Only lines containing the string "this" belong in the answer; find them in the records and copy them.

= = =

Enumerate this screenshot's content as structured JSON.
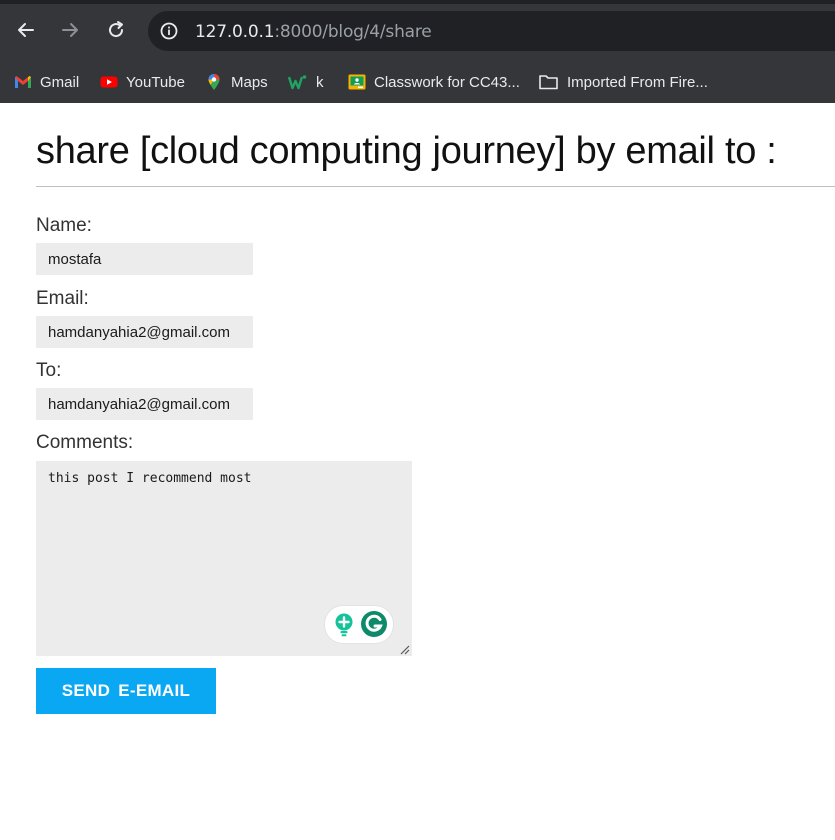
{
  "browser": {
    "url_host": "127.0.0.1",
    "url_rest": ":8000/blog/4/share",
    "bookmarks": [
      {
        "label": "Gmail",
        "icon": "gmail-icon"
      },
      {
        "label": "YouTube",
        "icon": "youtube-icon"
      },
      {
        "label": "Maps",
        "icon": "maps-icon"
      },
      {
        "label": "k",
        "icon": "w-icon"
      },
      {
        "label": "Classwork for CC43...",
        "icon": "classroom-icon"
      },
      {
        "label": "Imported From Fire...",
        "icon": "folder-icon"
      }
    ]
  },
  "page": {
    "title": "share [cloud computing journey] by email to :"
  },
  "form": {
    "name_label": "Name:",
    "name_value": "mostafa",
    "email_label": "Email:",
    "email_value": "hamdanyahia2@gmail.com",
    "to_label": "To:",
    "to_value": "hamdanyahia2@gmail.com",
    "comments_label": "Comments:",
    "comments_value": "this post I recommend most",
    "submit_label": "SEND  E-EMAIL"
  },
  "colors": {
    "chrome_bg": "#35363a",
    "omnibox_bg": "#202124",
    "field_bg": "#ececec",
    "button_bg": "#0aa8f2",
    "grammarly_green": "#15c39a",
    "grammarly_dark": "#0d8a6a"
  }
}
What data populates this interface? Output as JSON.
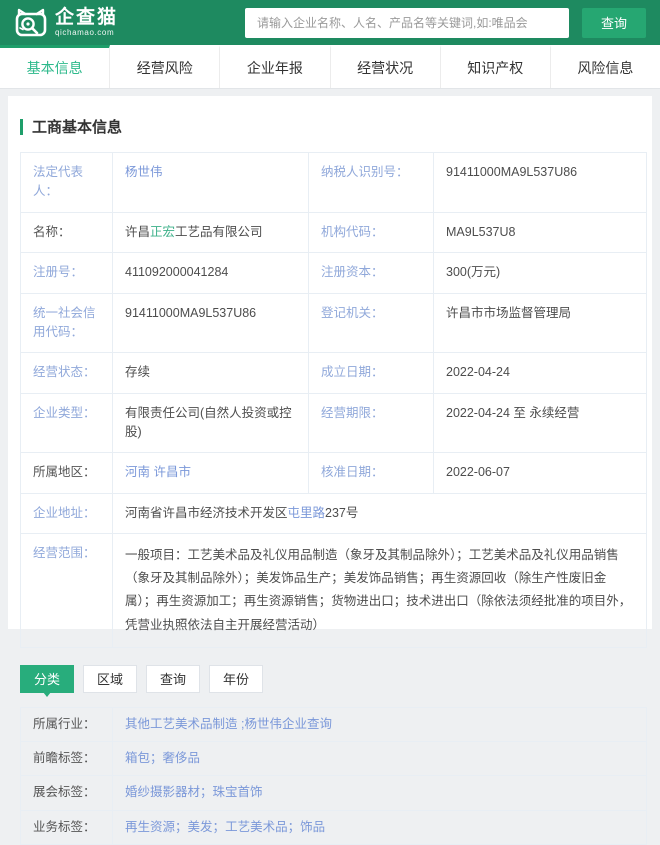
{
  "brand": {
    "name": "企查猫",
    "domain": "qichamao.com"
  },
  "search": {
    "placeholder": "请输入企业名称、人名、产品名等关键词,如:唯品会",
    "button_label": "查询"
  },
  "nav_tabs": [
    {
      "label": "基本信息",
      "active": true
    },
    {
      "label": "经营风险",
      "active": false
    },
    {
      "label": "企业年报",
      "active": false
    },
    {
      "label": "经营状况",
      "active": false
    },
    {
      "label": "知识产权",
      "active": false
    },
    {
      "label": "风险信息",
      "active": false
    }
  ],
  "section": {
    "title": "工商基本信息"
  },
  "info_table": {
    "rows": [
      {
        "cells": [
          {
            "label": "法定代表人：",
            "dark": false,
            "value": [
              {
                "t": "杨世伟",
                "s": "link"
              }
            ]
          },
          {
            "label": "纳税人识别号：",
            "dark": false,
            "value": [
              {
                "t": "91411000MA9L537U86",
                "s": "plain"
              }
            ]
          }
        ]
      },
      {
        "cells": [
          {
            "label": "名称：",
            "dark": true,
            "value": [
              {
                "t": "许昌",
                "s": "plain"
              },
              {
                "t": "正宏",
                "s": "highlight"
              },
              {
                "t": "工艺品有限公司",
                "s": "plain"
              }
            ]
          },
          {
            "label": "机构代码：",
            "dark": false,
            "value": [
              {
                "t": "MA9L537U8",
                "s": "plain"
              }
            ]
          }
        ]
      },
      {
        "cells": [
          {
            "label": "注册号：",
            "dark": false,
            "value": [
              {
                "t": "411092000041284",
                "s": "plain"
              }
            ]
          },
          {
            "label": "注册资本：",
            "dark": false,
            "value": [
              {
                "t": "300(万元)",
                "s": "plain"
              }
            ]
          }
        ]
      },
      {
        "cells": [
          {
            "label": "统一社会信用代码：",
            "dark": false,
            "value": [
              {
                "t": "91411000MA9L537U86",
                "s": "plain"
              }
            ]
          },
          {
            "label": "登记机关：",
            "dark": false,
            "value": [
              {
                "t": "许昌市市场监督管理局",
                "s": "plain"
              }
            ]
          }
        ]
      },
      {
        "cells": [
          {
            "label": "经营状态：",
            "dark": false,
            "value": [
              {
                "t": "存续",
                "s": "plain"
              }
            ]
          },
          {
            "label": "成立日期：",
            "dark": false,
            "value": [
              {
                "t": "2022-04-24",
                "s": "plain"
              }
            ]
          }
        ]
      },
      {
        "cells": [
          {
            "label": "企业类型：",
            "dark": false,
            "value": [
              {
                "t": "有限责任公司(自然人投资或控股)",
                "s": "plain"
              }
            ]
          },
          {
            "label": "经营期限：",
            "dark": false,
            "value": [
              {
                "t": "2022-04-24 至 永续经营",
                "s": "plain"
              }
            ]
          }
        ]
      },
      {
        "cells": [
          {
            "label": "所属地区：",
            "dark": true,
            "value": [
              {
                "t": "河南 许昌市",
                "s": "link"
              }
            ]
          },
          {
            "label": "核准日期：",
            "dark": false,
            "value": [
              {
                "t": "2022-06-07",
                "s": "plain"
              }
            ]
          }
        ]
      },
      {
        "cells": [
          {
            "label": "企业地址：",
            "dark": false,
            "value": [
              {
                "t": "河南省许昌市经济技术开发区",
                "s": "plain"
              },
              {
                "t": "屯里路",
                "s": "link"
              },
              {
                "t": "237号",
                "s": "plain"
              }
            ]
          }
        ]
      },
      {
        "cells": [
          {
            "label": "经营范围：",
            "dark": false,
            "scope": true,
            "value": [
              {
                "t": "一般项目：工艺美术品及礼仪用品制造（象牙及其制品除外）；工艺美术品及礼仪用品销售（象牙及其制品除外）；美发饰品生产；美发饰品销售；再生资源回收（除生产性废旧金属）；再生资源加工；再生资源销售；货物进出口；技术进出口（除依法须经批准的项目外，凭营业执照依法自主开展经营活动）",
                "s": "plain"
              }
            ]
          }
        ]
      }
    ]
  },
  "sub_tabs": [
    {
      "label": "分类",
      "active": true
    },
    {
      "label": "区域",
      "active": false
    },
    {
      "label": "查询",
      "active": false
    },
    {
      "label": "年份",
      "active": false
    }
  ],
  "tags_table": {
    "rows": [
      {
        "label": "所属行业：",
        "value": [
          {
            "t": "其他工艺美术品制造",
            "s": "link"
          },
          {
            "t": " ;",
            "s": "sep"
          },
          {
            "t": "杨世伟企业查询",
            "s": "link"
          }
        ]
      },
      {
        "label": "前瞻标签：",
        "value": [
          {
            "t": "箱包",
            "s": "link"
          },
          {
            "t": "；",
            "s": "sep"
          },
          {
            "t": "奢侈品",
            "s": "link"
          }
        ]
      },
      {
        "label": "展会标签：",
        "value": [
          {
            "t": "婚纱摄影器材",
            "s": "link"
          },
          {
            "t": "；",
            "s": "sep"
          },
          {
            "t": "珠宝首饰",
            "s": "link"
          }
        ]
      },
      {
        "label": "业务标签：",
        "value": [
          {
            "t": "再生资源",
            "s": "link"
          },
          {
            "t": "；",
            "s": "sep"
          },
          {
            "t": "美发",
            "s": "link"
          },
          {
            "t": "；",
            "s": "sep"
          },
          {
            "t": "工艺美术品",
            "s": "link"
          },
          {
            "t": "；",
            "s": "sep"
          },
          {
            "t": "饰品",
            "s": "link"
          }
        ]
      }
    ]
  },
  "colors": {
    "header_green": "#1e8a60",
    "button_green": "#26a772",
    "active_tab_green": "#2cb98b",
    "keyword_highlight_green": "#3cb089",
    "label_blue": "#90a8da",
    "link_blue": "#7b98d9",
    "dark_text": "#4d4d4d",
    "table_border": "#e8eef4",
    "page_background": "#eef0f2"
  }
}
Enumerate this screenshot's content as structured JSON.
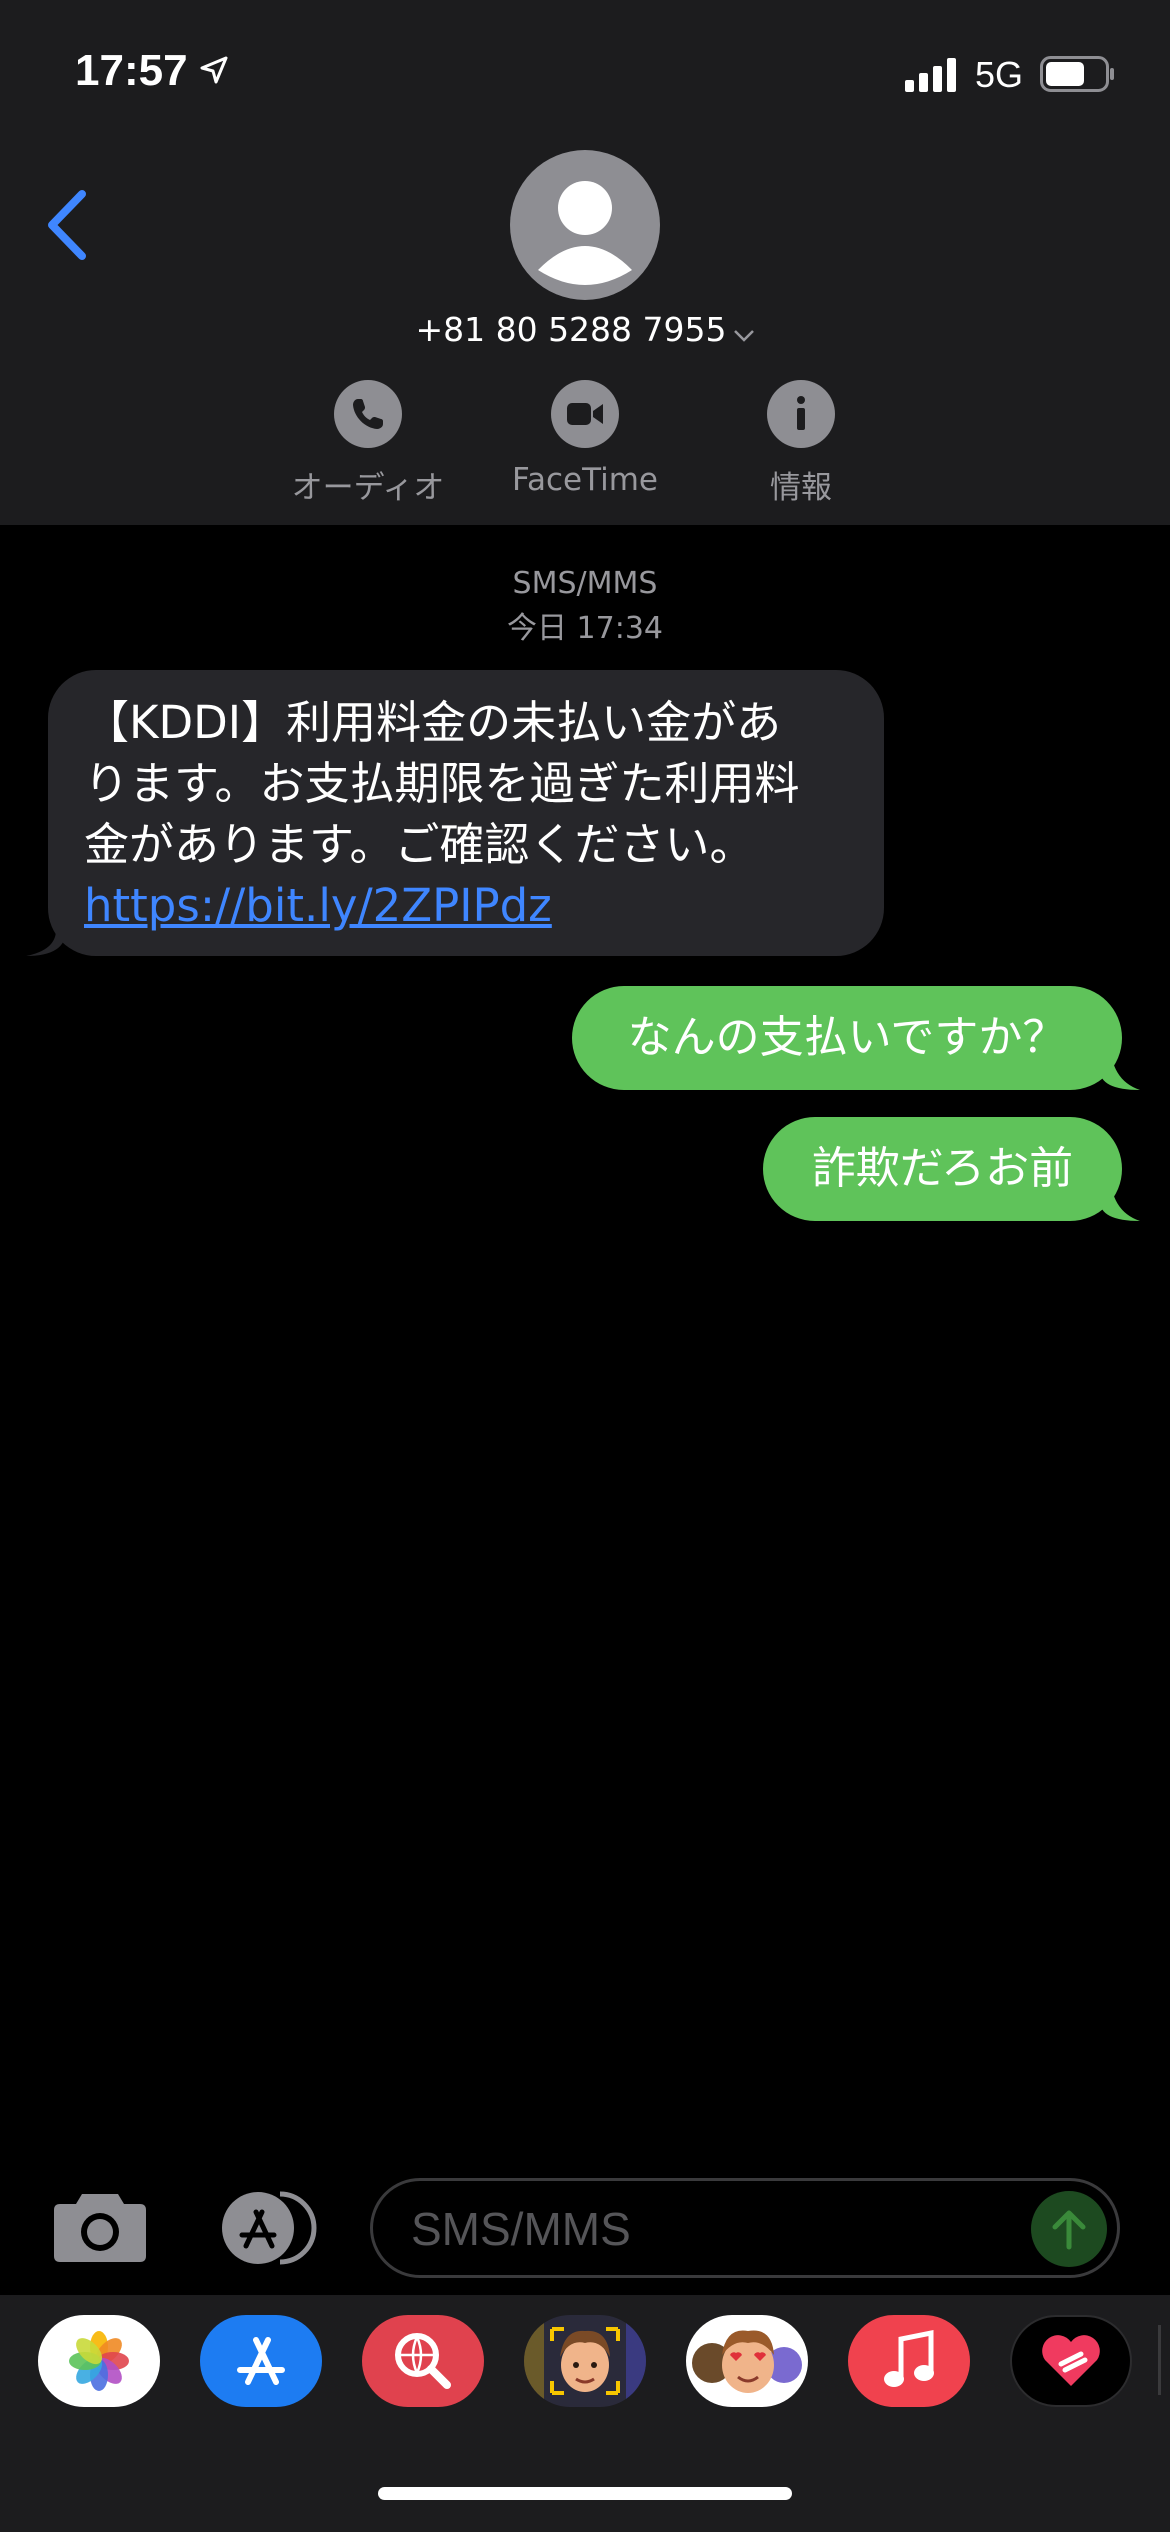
{
  "status_bar": {
    "time": "17:57",
    "network": "5G"
  },
  "contact": {
    "name": "+81 80 5288 7955"
  },
  "actions": [
    {
      "label": "オーディオ",
      "icon": "phone-icon"
    },
    {
      "label": "FaceTime",
      "icon": "video-icon"
    },
    {
      "label": "情報",
      "icon": "info-icon"
    }
  ],
  "thread": {
    "service": "SMS/MMS",
    "date": "今日 17:34",
    "messages": [
      {
        "direction": "incoming",
        "lines": [
          "【KDDI】利用料金の未払い金があ",
          "ります。お支払期限を過ぎた利用料",
          "金があります。ご確認ください。"
        ],
        "link": "https://bit.ly/2ZPIPdz"
      },
      {
        "direction": "outgoing",
        "text": "なんの支払いですか？"
      },
      {
        "direction": "outgoing",
        "text": "詐欺だろお前"
      }
    ]
  },
  "compose": {
    "placeholder": "SMS/MMS"
  },
  "app_drawer": [
    "photos-icon",
    "app-store-icon",
    "web-search-icon",
    "memoji-icon",
    "animoji-icon",
    "music-icon",
    "fitness-icon"
  ],
  "colors": {
    "accent": "#3f86ff",
    "outgoing_bubble": "#5fc35a",
    "incoming_bubble": "#26262a",
    "header_bg": "#1c1c1e"
  }
}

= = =

▶ RESPONSE TO THE EXERCISE
Enumerate this screenshot's content as structured JSON.
    "comments_value": "this post I recommend most",
What data populates this interface? Output as JSON.
Enumerate this screenshot's content as structured JSON.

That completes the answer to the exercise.